Pentecost is Sunday May 15. It's the day in the church year when the church is decked out in red. It's the day when fire and wind are common images. It's the day the church celebrates and remembers God's gift of the Holy Spirit upon the disciples gathered in Jerusalem. We recall how the Holy Spirit appeared as tongues of fire floating above the heads of the disciples. We are amazed by the power of language and tongues that was given to the disciples; and how that gift enabled the Gospel to be preached and heard by thousands.
But, Pentecost is more than just a day, it's a season. The season of Pentecost begins on Sunday and continues until the Sunday before the beginning of Advent in November. It's the longest season in the church calendar. Why? Because the gift of the Holy Spirit marked the beginning of the church, and Holy Spirit continues to be present in the church, guiding it and strengthening it.
The initial gift of the Holy Spirit equipped the disciples for the sharing of the Good News. Through the power of the Spirit, walls were broken down, people from different cultures, who spoke different languages were united as one. In the years that followed as the church grew from Jerusalem out across the Mediterranean people from all walks of life, all cultures, all languages, all genders, people who had held all sorts of differing religious perspectives, came together as the church. Empowered and equipped by the Spirit, not only for the sharing of the Good News, but for the continued breaking down of the barriers that divide us one from another.
One of the truths that we in the church are especially aware of is the central role and power of love in our lives, and in our faith. God's love for us shown in Jesus, and our calling to love our neighbors as ourselves. Loving is often difficult, it's tough to do it on our own. Yet, we are not on our own. One of the gifts of the Holy Spirit is empowering us to love. When we are open to the Spirit, we are open to love. When we open ourselves to receive God’s love, then we abide in God’s love, and we allow God to love through us.
There is plenty of division and animosity in our world. The wounds of exclusion run deep in our culture and in the church. But God shows no partiality. The Holy Spirit breaks all our boundaries. In Christ there is no slave or free, male or female, black or white, gay or straight. All are one in Christ, and all are acceptable to God. When we follow the lead of the Holy Spirit, we can become agents of reconciliation.
All we need is love.

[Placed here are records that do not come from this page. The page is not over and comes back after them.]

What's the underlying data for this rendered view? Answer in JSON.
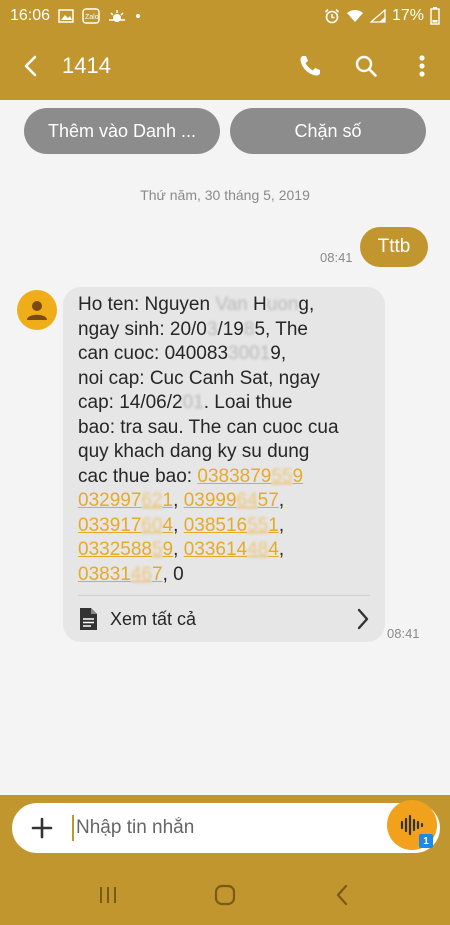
{
  "status_bar": {
    "time": "16:06",
    "battery_percent": "17%",
    "notification_icons": [
      "image-icon",
      "zalo-icon",
      "weather-icon",
      "dot-icon"
    ],
    "system_icons": [
      "alarm-icon",
      "wifi-icon",
      "signal-icon",
      "battery-icon"
    ]
  },
  "header": {
    "title": "1414",
    "back_icon": "back-arrow-icon",
    "actions": [
      "phone-icon",
      "search-icon",
      "more-vert-icon"
    ]
  },
  "actions": {
    "add_contact_label": "Thêm vào Danh ...",
    "block_label": "Chặn số"
  },
  "conversation": {
    "date_separator": "Thứ năm, 30 tháng 5, 2019",
    "outgoing": {
      "text": "Tttb",
      "time": "08:41"
    },
    "incoming": {
      "text_parts": [
        "Ho ten: Nguyen ",
        " H",
        "g,",
        "ngay sinh: 20/0",
        "/19",
        "5, The",
        "can cuoc: 040083",
        "9,",
        "noi cap: Cuc Canh Sat, ngay",
        "cap: 14/06/2",
        ". Loai thue",
        "bao: tra sau. The can cuoc cua",
        "quy khach dang ky su dung",
        "cac thue bao: "
      ],
      "numbers": [
        {
          "start": "0383879",
          "end": "9"
        },
        {
          "start": "032997",
          "end": "1"
        },
        {
          "start": "03999",
          "end": "57"
        },
        {
          "start": "033917",
          "end": "4"
        },
        {
          "start": "038516",
          "end": "1"
        },
        {
          "start": "0332588",
          "end": "9"
        },
        {
          "start": "033614",
          "end": "4"
        },
        {
          "start": "03831",
          "end": "7"
        }
      ],
      "trailing": ", 0",
      "see_all_label": "Xem tất cả",
      "time": "08:41"
    }
  },
  "composer": {
    "placeholder": "Nhập tin nhắn",
    "sim_slot": "1"
  },
  "colors": {
    "accent": "#c1962f",
    "link": "#e7a92a",
    "bubble_in": "#e6e6e6",
    "avatar": "#f0ad1a"
  },
  "navigation": [
    "recent-apps-icon",
    "home-icon",
    "back-icon"
  ]
}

But we also need to be open to the work of the Holy Spirit to help us break down the barriers and divisions we create among ourselves. We have to be open to the dangerous, provocative, unsettling work of the Holy Spirit. We have to be willing to be transformed. Jesus calls us into friendship in order to bear the fruit of the work of the Holy Spirit – to love as God loves – in order to be salt and light and to be agents of reconciliation in our struggling world.
With the Greatest of Hope!